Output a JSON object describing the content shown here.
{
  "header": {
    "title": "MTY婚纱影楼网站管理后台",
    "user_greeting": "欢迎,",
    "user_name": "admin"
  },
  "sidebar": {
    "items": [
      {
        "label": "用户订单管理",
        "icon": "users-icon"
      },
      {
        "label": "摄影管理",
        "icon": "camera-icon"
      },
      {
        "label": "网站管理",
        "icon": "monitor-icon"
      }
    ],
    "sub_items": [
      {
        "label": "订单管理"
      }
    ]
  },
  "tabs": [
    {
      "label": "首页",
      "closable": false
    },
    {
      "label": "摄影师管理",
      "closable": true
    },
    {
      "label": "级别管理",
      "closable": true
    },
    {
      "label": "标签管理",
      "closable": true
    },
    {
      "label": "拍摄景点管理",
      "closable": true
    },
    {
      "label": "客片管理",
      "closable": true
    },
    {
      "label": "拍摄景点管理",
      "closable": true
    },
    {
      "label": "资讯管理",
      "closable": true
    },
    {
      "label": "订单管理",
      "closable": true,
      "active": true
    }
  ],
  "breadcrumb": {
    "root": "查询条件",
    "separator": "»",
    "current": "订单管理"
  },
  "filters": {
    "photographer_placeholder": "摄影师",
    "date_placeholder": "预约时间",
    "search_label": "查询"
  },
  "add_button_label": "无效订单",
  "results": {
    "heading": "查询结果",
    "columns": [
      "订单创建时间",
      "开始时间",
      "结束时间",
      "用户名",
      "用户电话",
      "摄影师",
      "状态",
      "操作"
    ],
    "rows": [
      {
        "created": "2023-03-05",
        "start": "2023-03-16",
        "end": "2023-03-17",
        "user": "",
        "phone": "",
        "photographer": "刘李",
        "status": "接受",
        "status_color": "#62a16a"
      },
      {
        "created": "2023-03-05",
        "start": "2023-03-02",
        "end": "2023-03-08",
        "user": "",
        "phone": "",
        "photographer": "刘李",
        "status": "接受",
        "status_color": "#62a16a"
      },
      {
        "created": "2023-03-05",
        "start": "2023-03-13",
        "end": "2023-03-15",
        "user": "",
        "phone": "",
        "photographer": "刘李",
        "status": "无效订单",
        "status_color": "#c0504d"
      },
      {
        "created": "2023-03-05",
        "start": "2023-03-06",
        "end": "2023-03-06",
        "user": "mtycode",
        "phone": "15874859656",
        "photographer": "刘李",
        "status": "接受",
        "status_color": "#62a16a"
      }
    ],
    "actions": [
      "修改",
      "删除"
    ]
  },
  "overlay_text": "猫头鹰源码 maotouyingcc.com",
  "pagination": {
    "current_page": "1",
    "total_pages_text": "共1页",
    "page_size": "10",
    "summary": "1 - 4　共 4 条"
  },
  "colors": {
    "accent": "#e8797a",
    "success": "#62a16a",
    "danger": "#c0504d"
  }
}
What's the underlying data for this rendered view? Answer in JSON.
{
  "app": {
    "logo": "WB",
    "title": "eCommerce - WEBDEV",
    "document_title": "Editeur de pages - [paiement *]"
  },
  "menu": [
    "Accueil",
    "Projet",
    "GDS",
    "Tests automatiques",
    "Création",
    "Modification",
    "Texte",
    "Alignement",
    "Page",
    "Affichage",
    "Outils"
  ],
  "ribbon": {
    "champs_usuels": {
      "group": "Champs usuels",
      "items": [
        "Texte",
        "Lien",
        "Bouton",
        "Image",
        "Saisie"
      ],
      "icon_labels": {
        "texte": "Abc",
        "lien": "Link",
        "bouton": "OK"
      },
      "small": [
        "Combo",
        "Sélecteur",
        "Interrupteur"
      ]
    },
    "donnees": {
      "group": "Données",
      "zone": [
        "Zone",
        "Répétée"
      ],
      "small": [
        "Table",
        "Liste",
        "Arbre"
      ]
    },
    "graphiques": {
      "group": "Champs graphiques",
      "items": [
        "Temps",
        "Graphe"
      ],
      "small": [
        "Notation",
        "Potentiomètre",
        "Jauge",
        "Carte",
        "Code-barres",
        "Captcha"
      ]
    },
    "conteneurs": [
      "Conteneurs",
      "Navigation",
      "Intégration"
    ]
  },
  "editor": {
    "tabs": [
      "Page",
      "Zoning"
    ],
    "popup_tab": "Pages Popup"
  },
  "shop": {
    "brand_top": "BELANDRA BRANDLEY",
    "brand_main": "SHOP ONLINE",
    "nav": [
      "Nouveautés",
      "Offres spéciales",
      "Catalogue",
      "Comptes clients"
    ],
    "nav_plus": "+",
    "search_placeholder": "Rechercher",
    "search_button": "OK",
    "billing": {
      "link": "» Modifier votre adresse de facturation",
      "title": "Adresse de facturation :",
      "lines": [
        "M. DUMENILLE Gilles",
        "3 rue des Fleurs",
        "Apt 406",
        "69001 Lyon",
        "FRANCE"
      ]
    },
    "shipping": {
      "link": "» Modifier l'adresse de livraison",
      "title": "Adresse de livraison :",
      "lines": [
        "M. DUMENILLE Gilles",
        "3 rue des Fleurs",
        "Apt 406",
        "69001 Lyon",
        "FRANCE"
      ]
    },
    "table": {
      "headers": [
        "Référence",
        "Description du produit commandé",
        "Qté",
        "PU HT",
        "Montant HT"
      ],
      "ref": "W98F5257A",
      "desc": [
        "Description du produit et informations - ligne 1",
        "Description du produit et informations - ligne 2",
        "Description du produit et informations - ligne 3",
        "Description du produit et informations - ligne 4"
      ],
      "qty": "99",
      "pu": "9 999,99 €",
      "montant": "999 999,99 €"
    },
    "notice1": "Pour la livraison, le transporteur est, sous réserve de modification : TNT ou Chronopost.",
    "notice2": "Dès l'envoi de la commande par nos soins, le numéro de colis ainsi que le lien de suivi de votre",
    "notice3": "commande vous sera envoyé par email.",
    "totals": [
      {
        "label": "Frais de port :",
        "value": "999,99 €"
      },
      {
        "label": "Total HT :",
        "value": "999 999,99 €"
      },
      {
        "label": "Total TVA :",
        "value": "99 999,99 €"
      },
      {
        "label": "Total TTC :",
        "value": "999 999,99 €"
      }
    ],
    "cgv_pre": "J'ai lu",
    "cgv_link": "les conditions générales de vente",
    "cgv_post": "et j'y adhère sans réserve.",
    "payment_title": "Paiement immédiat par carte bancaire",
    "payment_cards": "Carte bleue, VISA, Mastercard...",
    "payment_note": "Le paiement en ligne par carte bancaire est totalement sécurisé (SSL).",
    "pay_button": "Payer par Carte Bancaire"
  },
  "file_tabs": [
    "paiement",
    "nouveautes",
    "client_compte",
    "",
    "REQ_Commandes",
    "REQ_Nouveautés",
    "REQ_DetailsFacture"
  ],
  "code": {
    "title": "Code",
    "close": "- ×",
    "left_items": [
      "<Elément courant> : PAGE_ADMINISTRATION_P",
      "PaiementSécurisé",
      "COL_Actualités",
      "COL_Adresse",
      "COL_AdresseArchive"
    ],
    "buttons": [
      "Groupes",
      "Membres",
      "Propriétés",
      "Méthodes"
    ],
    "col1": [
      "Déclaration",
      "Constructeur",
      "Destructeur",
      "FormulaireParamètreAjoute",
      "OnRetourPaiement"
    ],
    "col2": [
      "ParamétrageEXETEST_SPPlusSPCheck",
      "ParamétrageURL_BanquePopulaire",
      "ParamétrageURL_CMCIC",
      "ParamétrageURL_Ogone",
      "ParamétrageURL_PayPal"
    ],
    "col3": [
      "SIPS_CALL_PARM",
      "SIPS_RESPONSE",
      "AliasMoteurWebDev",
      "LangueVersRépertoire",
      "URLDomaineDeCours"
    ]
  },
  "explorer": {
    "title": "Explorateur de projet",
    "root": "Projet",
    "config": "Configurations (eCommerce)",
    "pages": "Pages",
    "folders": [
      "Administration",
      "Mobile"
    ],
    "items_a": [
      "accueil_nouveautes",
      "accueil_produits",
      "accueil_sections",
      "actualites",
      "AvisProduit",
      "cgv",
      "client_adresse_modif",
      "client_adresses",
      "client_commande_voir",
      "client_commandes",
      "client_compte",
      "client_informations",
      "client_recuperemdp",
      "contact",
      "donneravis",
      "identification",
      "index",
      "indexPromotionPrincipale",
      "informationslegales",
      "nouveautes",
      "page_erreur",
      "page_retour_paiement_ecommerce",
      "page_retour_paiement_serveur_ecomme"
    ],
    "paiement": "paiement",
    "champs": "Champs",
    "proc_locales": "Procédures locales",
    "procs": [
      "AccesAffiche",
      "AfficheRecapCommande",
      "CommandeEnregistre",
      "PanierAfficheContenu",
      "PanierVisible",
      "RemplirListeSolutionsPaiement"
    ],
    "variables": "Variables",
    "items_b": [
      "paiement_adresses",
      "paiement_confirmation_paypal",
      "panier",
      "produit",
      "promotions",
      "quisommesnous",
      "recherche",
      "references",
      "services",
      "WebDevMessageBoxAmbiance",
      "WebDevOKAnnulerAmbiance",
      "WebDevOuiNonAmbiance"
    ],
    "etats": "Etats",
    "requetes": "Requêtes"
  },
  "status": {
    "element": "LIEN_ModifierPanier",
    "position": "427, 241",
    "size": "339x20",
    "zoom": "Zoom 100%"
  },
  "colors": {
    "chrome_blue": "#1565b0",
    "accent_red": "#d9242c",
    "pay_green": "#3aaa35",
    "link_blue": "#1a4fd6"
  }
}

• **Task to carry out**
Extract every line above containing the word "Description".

• **Written answer**
        "Description du produit commandé",
        "Description du produit et informations - ligne 1",
        "Description du produit et informations - ligne 2",
        "Description du produit et informations - ligne 3",
        "Description du produit et informations - ligne 4"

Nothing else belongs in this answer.